START RECORD EXTRACTS

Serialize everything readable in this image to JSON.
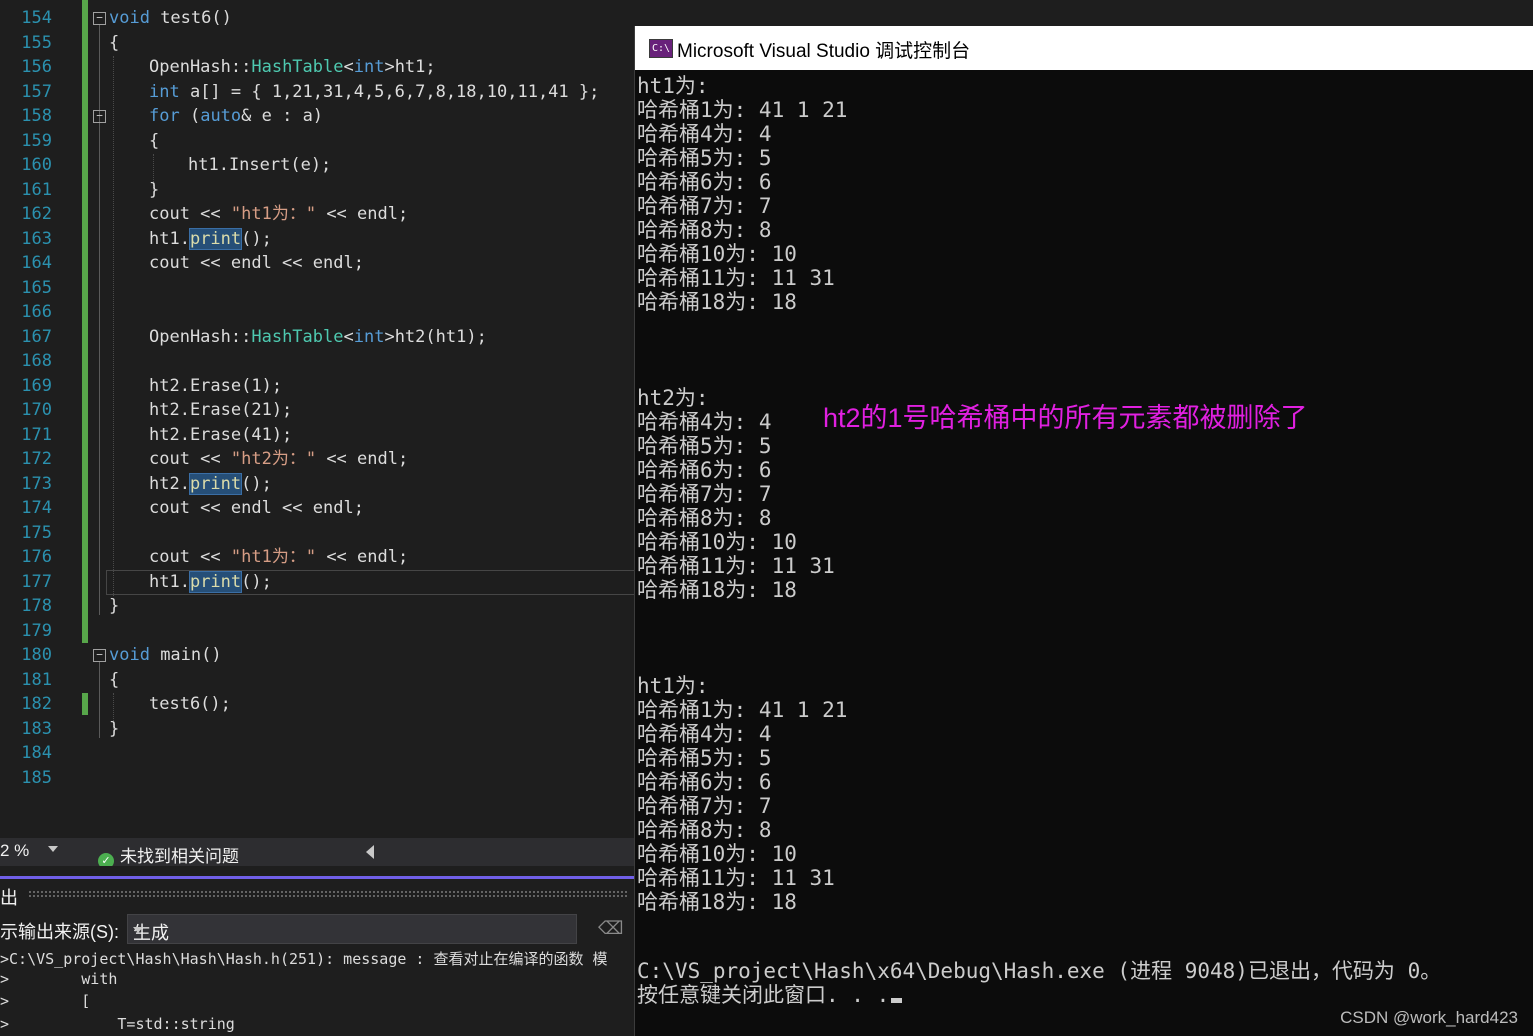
{
  "editor": {
    "line_numbers": [
      "154",
      "155",
      "156",
      "157",
      "158",
      "159",
      "160",
      "161",
      "162",
      "163",
      "164",
      "165",
      "166",
      "167",
      "168",
      "169",
      "170",
      "171",
      "172",
      "173",
      "174",
      "175",
      "176",
      "177",
      "178",
      "179",
      "180",
      "181",
      "182",
      "183",
      "184",
      "185"
    ],
    "code": {
      "l154": [
        "void",
        " test6()"
      ],
      "l155": [
        "{"
      ],
      "l156": [
        "OpenHash::",
        "HashTable",
        "<",
        "int",
        ">ht1;"
      ],
      "l157": [
        "int",
        " a[] = { 1,21,31,4,5,6,7,8,18,10,11,41 };"
      ],
      "l158": [
        "for",
        " (",
        "auto",
        "& e : a)"
      ],
      "l159": [
        "{"
      ],
      "l160": [
        "ht1.Insert(e);"
      ],
      "l161": [
        "}"
      ],
      "l162": [
        "cout << ",
        "\"ht1为：\"",
        " << endl;"
      ],
      "l163": [
        "ht1.",
        "print",
        "();"
      ],
      "l164": [
        "cout << endl << endl;"
      ],
      "l167": [
        "OpenHash::",
        "HashTable",
        "<",
        "int",
        ">ht2(ht1);"
      ],
      "l169": [
        "ht2.Erase(1);"
      ],
      "l170": [
        "ht2.Erase(21);"
      ],
      "l171": [
        "ht2.Erase(41);"
      ],
      "l172": [
        "cout << ",
        "\"ht2为：\"",
        " << endl;"
      ],
      "l173": [
        "ht2.",
        "print",
        "();"
      ],
      "l174": [
        "cout << endl << endl;"
      ],
      "l176": [
        "cout << ",
        "\"ht1为：\"",
        " << endl;"
      ],
      "l177": [
        "ht1.",
        "print",
        "();"
      ],
      "l178": [
        "}"
      ],
      "l180": [
        "void",
        " main()"
      ],
      "l181": [
        "{"
      ],
      "l182": [
        "test6();"
      ],
      "l183": [
        "}"
      ]
    }
  },
  "status_bar": {
    "zoom": "2 %",
    "issues": "未找到相关问题"
  },
  "output_pane": {
    "title": "出",
    "source_label": "示输出来源(S):",
    "source_value": "生成",
    "lines": [
      ">C:\\VS_project\\Hash\\Hash\\Hash.h(251): message : 查看对止在编译的函数 模",
      ">        with",
      ">        [",
      ">            T=std::string"
    ]
  },
  "console": {
    "title": "Microsoft Visual Studio 调试控制台",
    "icon_text": "C:\\",
    "lines": [
      "ht1为:",
      "哈希桶1为: 41 1 21",
      "哈希桶4为: 4",
      "哈希桶5为: 5",
      "哈希桶6为: 6",
      "哈希桶7为: 7",
      "哈希桶8为: 8",
      "哈希桶10为: 10",
      "哈希桶11为: 11 31",
      "哈希桶18为: 18",
      "",
      "",
      "",
      "ht2为:",
      "哈希桶4为: 4",
      "哈希桶5为: 5",
      "哈希桶6为: 6",
      "哈希桶7为: 7",
      "哈希桶8为: 8",
      "哈希桶10为: 10",
      "哈希桶11为: 11 31",
      "哈希桶18为: 18",
      "",
      "",
      "",
      "ht1为:",
      "哈希桶1为: 41 1 21",
      "哈希桶4为: 4",
      "哈希桶5为: 5",
      "哈希桶6为: 6",
      "哈希桶7为: 7",
      "哈希桶8为: 8",
      "哈希桶10为: 10",
      "哈希桶11为: 11 31",
      "哈希桶18为: 18",
      "",
      "",
      "C:\\VS_project\\Hash\\x64\\Debug\\Hash.exe (进程 9048)已退出，代码为 0。",
      "按任意键关闭此窗口. . ."
    ],
    "annotation": "ht2的1号哈希桶中的所有元素都被删除了",
    "watermark": "CSDN @work_hard423"
  },
  "colors": {
    "keyword": "#569cd6",
    "type": "#4ec9b0",
    "string": "#d69d85",
    "line_number": "#2b91af",
    "annotation": "#e020e0",
    "changebar": "#57a64a"
  }
}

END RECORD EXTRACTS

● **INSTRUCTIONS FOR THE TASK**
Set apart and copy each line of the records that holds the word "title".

● **RESULT FOR THIS TASK**
    "title": "出",
    "title": "Microsoft Visual Studio 调试控制台",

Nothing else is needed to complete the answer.